IN THE FLOWER OF YOUTH:
MAURYCY GOTTLIEB

By Guralnik, Nehama.
Published by Tel Aviv Museum
of Art, Dvir Publishers, 1991.
Library of Congress Call
No.: N7255.P63G682 1991

PAINTING A PEOPLE:
MAURYCY GOTTLIEB AND JEWISH ART

By Ezra Mendelsohn
Published by Brandeis Univ;
ISBN: 1584651792; (December 2002)

336 pages

 
 
 

MAURYCY (i.e, Moses, or Moshe) GOTTLIEB (1856-1879): The majority of the artwork in existence by Maurycy Gottlieb is in an unfinished state. For nearly a century the body of work he produced in his short life was thought to be small. Following the collapse of the Soviet Union, lists of Gottlieb artwork began to appear from Eastern Europe, mostly from holdings in Poland, with now a total of some 300 known works world-wide.

One of eleven children to Isaac & Fanya Tigerman Gottlieb, Maurycy was enrolled at the Vienna Art Academy at fifteen. He later followed this with study under Polish painter Jan Matejko in Krakow. Within a half-year he had quit Matejko's studio angrily after repeatedly experiencing anti-semitism from the other art students. Gottlieb returned to Vienna and began a search for his Jewish roots; something vague for him as his parents had attempted to raise him in the then current secular school of "european enlightenment."

At the age of twenty he was awarded a gold medal at a Munich art competition for the painting Shylock and Jessica, taken from Shakespeare's play Merchant of Venice. The face for Jessica was modeled on Laura Rosenfeld, the unmarried daughter of a prosperous merchant family of Vienna. Gottlieb had proposed marriage to the girl, and was initially accepted, but was rejected shortly after.

It is believed that this rejection played the primary role in Gottlieb's death in 1879. Though he shortly was to arrange a marriage with Lvov native Lola Rosengarten, upon hearing of Laura Rosenfeld's marriage to a banker of Berlin, he apparently committed a form of suicide by exposure to the elements, succumbing to complications of a cold & sore throat.

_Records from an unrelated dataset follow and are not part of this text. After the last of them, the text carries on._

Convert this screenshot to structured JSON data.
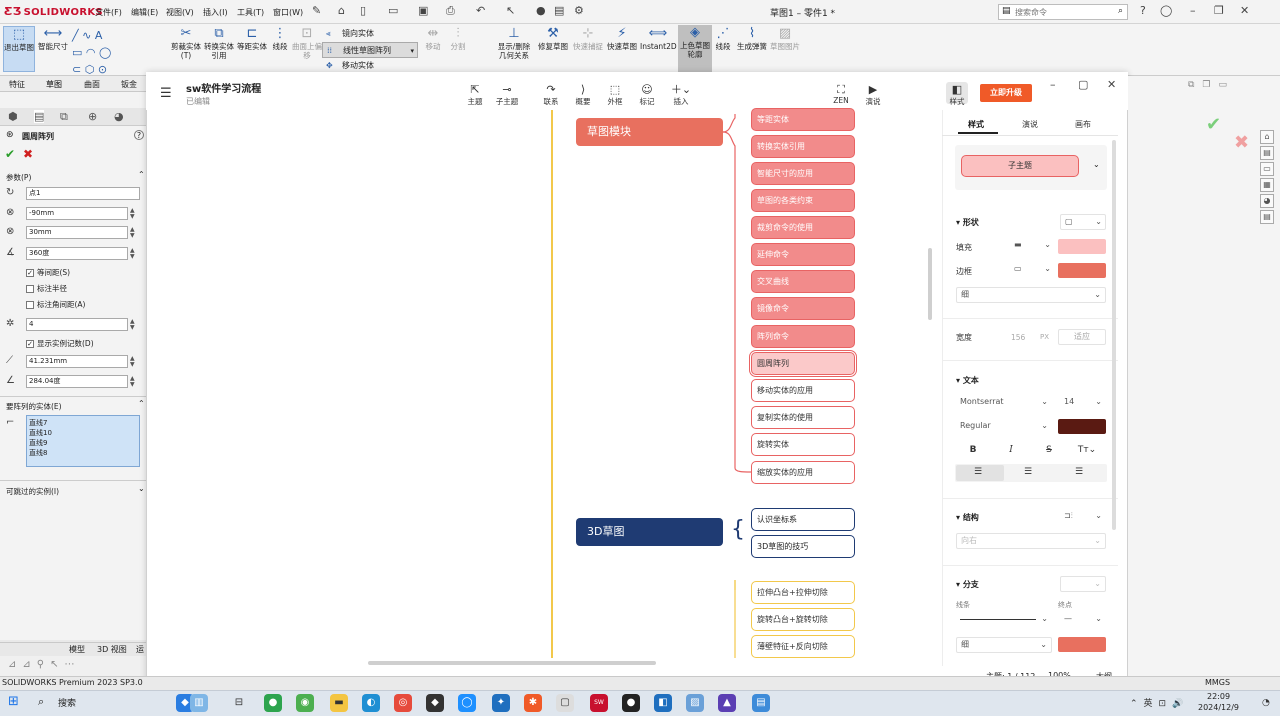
{
  "sw": {
    "logo": "SOLIDWORKS",
    "menus": [
      "文件(F)",
      "编辑(E)",
      "视图(V)",
      "插入(I)",
      "工具(T)",
      "窗口(W)"
    ],
    "doc_title": "草图1 – 零件1 *",
    "search_placeholder": "搜索命令",
    "ribbon": {
      "exit_sketch": "退出草图",
      "smart_dim": "智能尺寸",
      "trim": "剪裁实体(T)",
      "convert": "转换实体引用",
      "offset": "等距实体",
      "segment": "线段",
      "surface_offset": "曲面上偏移",
      "mirror": "镜向实体",
      "linear_pattern": "线性草图阵列",
      "move": "移动实体",
      "move_dim": "移动",
      "split": "分割",
      "show_delete": "显示/删除几何关系",
      "repair": "修复草图",
      "quick_snap": "快速捕捉",
      "quick_sketch": "快速草图",
      "instant2d": "Instant2D",
      "color_sketch": "上色草图轮廓",
      "segment2": "线段",
      "gen_spring": "生成弹簧",
      "sketch_pic": "草图图片"
    },
    "tabs": [
      "特征",
      "草图",
      "曲面",
      "钣金"
    ],
    "pm": {
      "title": "圆周阵列",
      "params_label": "参数(P)",
      "point_value": "点1",
      "x_value": "-90mm",
      "y_value": "30mm",
      "angle_value": "360度",
      "equal_spacing": "等间距(S)",
      "dim_radius": "标注半径",
      "dim_angle": "标注角间距(A)",
      "count_value": "4",
      "show_count": "显示实例记数(D)",
      "radius_value": "41.231mm",
      "arc_angle_value": "284.04度",
      "entities_label": "要阵列的实体(E)",
      "entities": [
        "直线7",
        "直线10",
        "直线9",
        "直线8"
      ],
      "skip_label": "可跳过的实例(I)"
    },
    "bottom_tabs": [
      "模型",
      "3D 视图",
      "运"
    ],
    "status": "SOLIDWORKS Premium 2023 SP3.0",
    "status_right": "MMGS"
  },
  "mm": {
    "title": "sw软件学习流程",
    "status": "已编辑",
    "tools": {
      "topic": "主题",
      "subtopic": "子主题",
      "relation": "联系",
      "summary": "概要",
      "boundary": "外框",
      "marker": "标记",
      "insert": "插入",
      "zen": "ZEN",
      "present": "演说",
      "style": "样式"
    },
    "upgrade": "立即升级",
    "main_nodes": [
      {
        "label": "草图模块",
        "color": "#e8705f"
      },
      {
        "label": "3D草图",
        "color": "#1f3b73"
      }
    ],
    "sketch_children": [
      "等距实体",
      "转换实体引用",
      "智能尺寸的应用",
      "草图的各类约束",
      "裁剪命令的使用",
      "延伸命令",
      "交叉曲线",
      "镜像命令",
      "阵列命令",
      "圆周阵列",
      "移动实体的应用",
      "复制实体的使用",
      "旋转实体",
      "缩放实体的应用"
    ],
    "sketch3d_children": [
      "认识坐标系",
      "3D草图的技巧"
    ],
    "feature_children": [
      "拉伸凸台+拉伸切除",
      "旋转凸台+旋转切除",
      "薄壁特征+反向切除"
    ],
    "panel": {
      "tabs": [
        "样式",
        "演说",
        "画布"
      ],
      "preview": "子主题",
      "shape": "形状",
      "fill": "填充",
      "border": "边框",
      "border_weight": "细",
      "width": "宽度",
      "width_value": "156",
      "width_unit": "PX",
      "fit": "适应",
      "text": "文本",
      "font": "Montserrat",
      "font_size": "14",
      "font_weight": "Regular",
      "structure": "结构",
      "structure_value": "向右",
      "branch": "分支",
      "line": "线条",
      "endpoint": "终点",
      "branch_weight": "细",
      "fill_color": "#fbc0c0",
      "border_color": "#e8705f",
      "text_color": "#5a1a12",
      "branch_color": "#e8705f"
    },
    "footer": {
      "topics": "主题: 1 / 112",
      "zoom": "100%",
      "outline": "大纲"
    }
  },
  "taskbar": {
    "search": "搜索",
    "time": "22:09",
    "date": "2024/12/9"
  }
}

As a Polish-Jewish artist, Gottlieb is unique. As a Polish painter, he is considered to be the best of his generation. Though reared as a secular Jew he steadily looked back toward a heritage he had been raised to be emancipated from. His painting Day of Atonement depicts himself as child, youth and old man on the holiday of Yom Kippurim. His painting of Jesus, (Jesus preaching at Capernuam) an unusual subject for a Jewish artist before the 20th Century, depicts Jesus with prayer shawl & earlocks, speaking in synagogue. Gottlieb's many self-portraits usually show a contemporary 19th century urbanite, with an aloof, querying look.

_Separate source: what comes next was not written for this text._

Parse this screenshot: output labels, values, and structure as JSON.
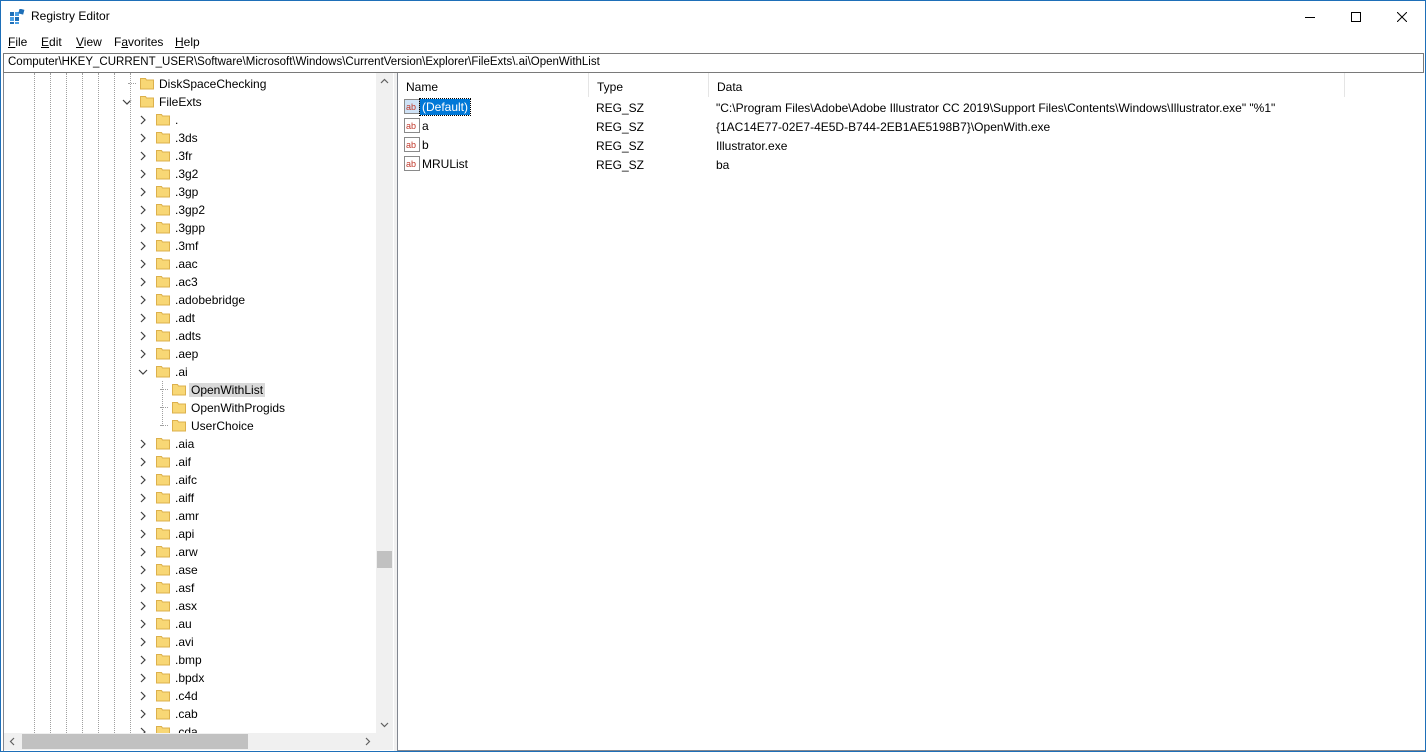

-Erik Weems

 

 

 

     
           
           
           
 

 

IMAGES

SELF PORTRAIT
(Polish - "Autoportret" )
Shown on this page facing.
1876
Oil on Cardboard

Narodowe w Kielcach Museum (National Museum in Kielce)

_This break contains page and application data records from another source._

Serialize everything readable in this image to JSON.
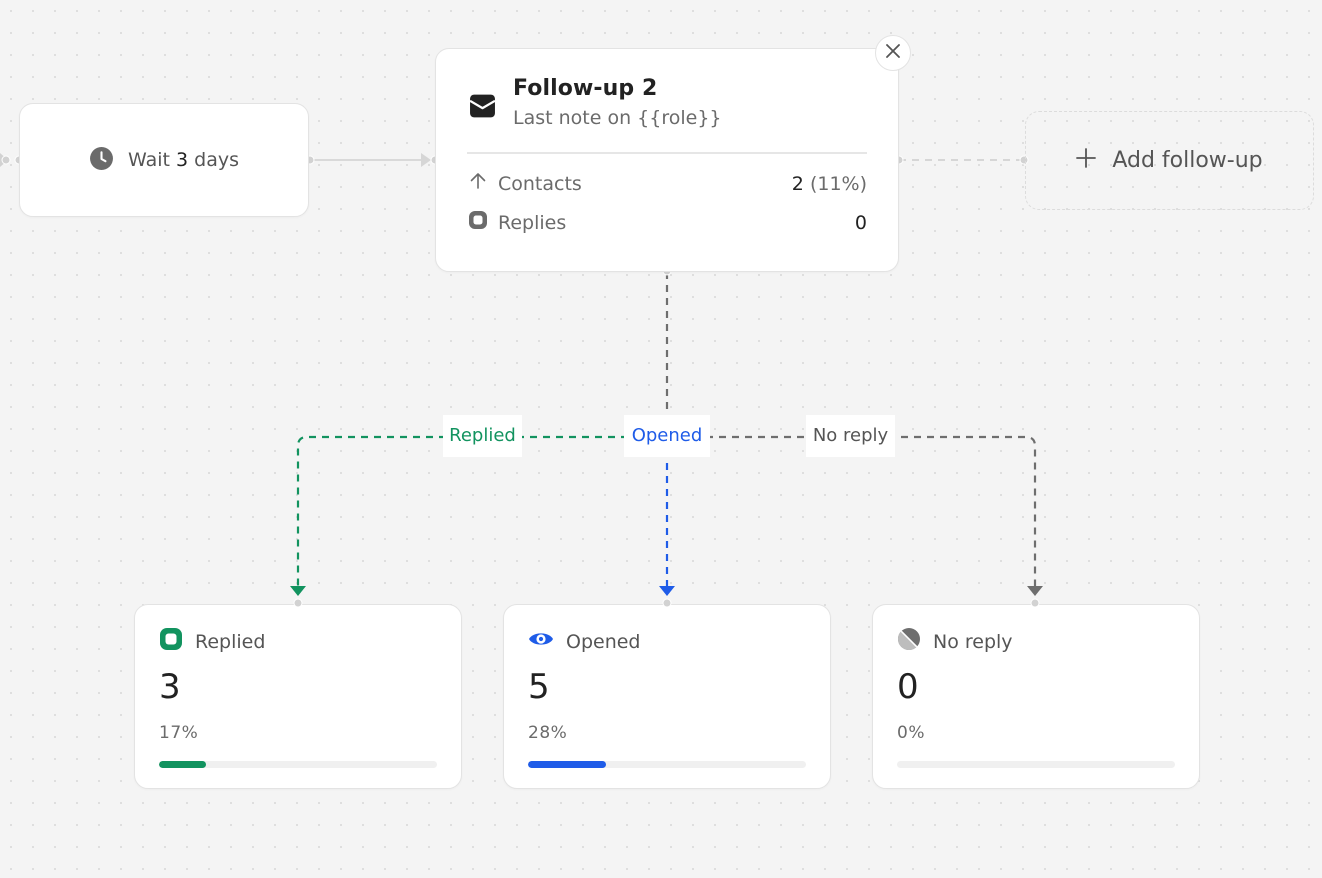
{
  "wait_node": {
    "label": "Wait",
    "amount": "3",
    "unit": "days",
    "icon": "clock-icon"
  },
  "step_node": {
    "title": "Follow-up 2",
    "subtitle": "Last note on {{role}}",
    "icon": "envelope-icon",
    "contacts_label": "Contacts",
    "contacts_value": "2",
    "contacts_pct": "(11%)",
    "replies_label": "Replies",
    "replies_value": "0"
  },
  "add_node": {
    "label": "Add follow-up"
  },
  "branches": [
    {
      "label": "Replied",
      "color": "#12935f"
    },
    {
      "label": "Opened",
      "color": "#1f5ce8"
    },
    {
      "label": "No reply",
      "color": "#6e6e6e"
    }
  ],
  "results": [
    {
      "name": "Replied",
      "count": "3",
      "pct": "17%",
      "fraction": 0.17,
      "color": "#12935f",
      "icon": "reply-bubble-icon"
    },
    {
      "name": "Opened",
      "count": "5",
      "pct": "28%",
      "fraction": 0.28,
      "color": "#1f5ce8",
      "icon": "eye-icon"
    },
    {
      "name": "No reply",
      "count": "0",
      "pct": "0%",
      "fraction": 0,
      "color": "#6e6e6e",
      "icon": "no-reply-icon"
    }
  ]
}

(SELF-PORTRAIT
AS) AHASVERUS

1876
Oil on Canvas

National Museum in Kracow

PORTRAIT OF A WOMAN
1879
Oil on Canvas

National Museum in Warsaw

BIBLICAL SCENE
Lwowska Galeria Obrazów

DAY OF ATONEMENT
1877
Oil on Canvas

Tel Aviv Art Museum in Israel

SHYLOCK & JESSICA
From The Merchant of Venice, by Shakespeare
1876
National Museum in Kracow

The two image links below: I would dispute that these are Gottlieb paintings at all. The style and composition seem vastly more primitive than the other paintings.

Czaty
(Illustration to a ballad by A.Mickiewicza)
Lwowska Galeria Obrazów

Synagogue
Lwowska Galeria Obrazów